What is expected » For each line of the data that includes the word "name", copy the line.

***** Data supplied *****

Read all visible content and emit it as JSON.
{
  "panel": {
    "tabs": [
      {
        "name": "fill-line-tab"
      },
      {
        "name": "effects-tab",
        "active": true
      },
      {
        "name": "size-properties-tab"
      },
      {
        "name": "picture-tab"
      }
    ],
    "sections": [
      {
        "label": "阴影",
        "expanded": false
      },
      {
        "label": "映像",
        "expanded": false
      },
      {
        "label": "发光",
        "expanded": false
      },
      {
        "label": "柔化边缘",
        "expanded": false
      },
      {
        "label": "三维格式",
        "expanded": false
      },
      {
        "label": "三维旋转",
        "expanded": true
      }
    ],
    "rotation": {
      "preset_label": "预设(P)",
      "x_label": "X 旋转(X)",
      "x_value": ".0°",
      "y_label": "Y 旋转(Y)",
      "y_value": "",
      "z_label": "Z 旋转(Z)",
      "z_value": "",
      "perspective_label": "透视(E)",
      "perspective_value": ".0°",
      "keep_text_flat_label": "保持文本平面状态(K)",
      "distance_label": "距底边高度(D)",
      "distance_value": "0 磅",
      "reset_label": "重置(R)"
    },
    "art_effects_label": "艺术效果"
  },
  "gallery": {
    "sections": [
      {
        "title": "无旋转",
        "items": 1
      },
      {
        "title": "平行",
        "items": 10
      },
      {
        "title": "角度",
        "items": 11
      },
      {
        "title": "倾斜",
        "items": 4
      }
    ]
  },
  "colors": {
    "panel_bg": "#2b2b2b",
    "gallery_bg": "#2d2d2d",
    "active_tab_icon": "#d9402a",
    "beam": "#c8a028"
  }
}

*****

Task output »
        "name": "fill-line-tab"
        "name": "effects-tab",
        "name": "size-properties-tab"
        "name": "picture-tab"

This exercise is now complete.